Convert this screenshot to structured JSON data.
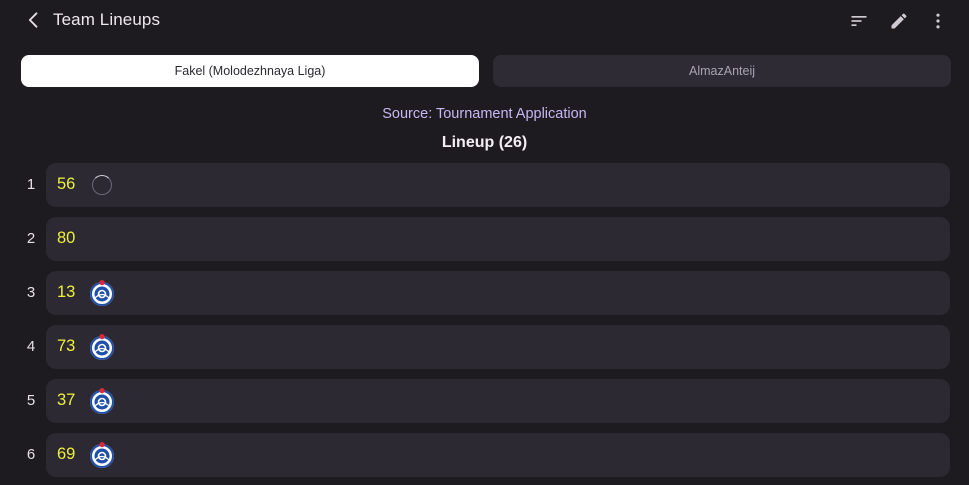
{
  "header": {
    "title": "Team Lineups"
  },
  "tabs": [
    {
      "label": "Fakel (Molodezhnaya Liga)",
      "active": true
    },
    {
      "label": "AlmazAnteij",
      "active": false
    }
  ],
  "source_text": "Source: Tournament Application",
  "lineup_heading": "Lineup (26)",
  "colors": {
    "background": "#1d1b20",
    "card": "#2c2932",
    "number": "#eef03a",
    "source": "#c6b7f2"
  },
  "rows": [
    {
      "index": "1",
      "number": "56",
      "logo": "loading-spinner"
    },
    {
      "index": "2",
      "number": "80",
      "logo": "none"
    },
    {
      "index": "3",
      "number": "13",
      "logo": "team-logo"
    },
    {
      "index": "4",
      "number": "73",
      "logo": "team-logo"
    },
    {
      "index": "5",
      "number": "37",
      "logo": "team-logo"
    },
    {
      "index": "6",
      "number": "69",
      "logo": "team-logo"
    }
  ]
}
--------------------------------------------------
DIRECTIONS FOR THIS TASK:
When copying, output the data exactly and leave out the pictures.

PROBLEM SOLUTION:
Convert this screenshot to structured JSON data.
{
  "header": {
    "title": "Team Lineups"
  },
  "tabs": [
    {
      "label": "Fakel (Molodezhnaya Liga)",
      "active": true
    },
    {
      "label": "AlmazAnteij",
      "active": false
    }
  ],
  "source_text": "Source: Tournament Application",
  "lineup_heading": "Lineup (26)",
  "colors": {
    "background": "#1d1b20",
    "card": "#2c2932",
    "number": "#eef03a",
    "source": "#c6b7f2"
  },
  "rows": [
    {
      "index": "1",
      "number": "56",
      "logo": "loading-spinner"
    },
    {
      "index": "2",
      "number": "80",
      "logo": "none"
    },
    {
      "index": "3",
      "number": "13",
      "logo": "team-logo"
    },
    {
      "index": "4",
      "number": "73",
      "logo": "team-logo"
    },
    {
      "index": "5",
      "number": "37",
      "logo": "team-logo"
    },
    {
      "index": "6",
      "number": "69",
      "logo": "team-logo"
    }
  ]
}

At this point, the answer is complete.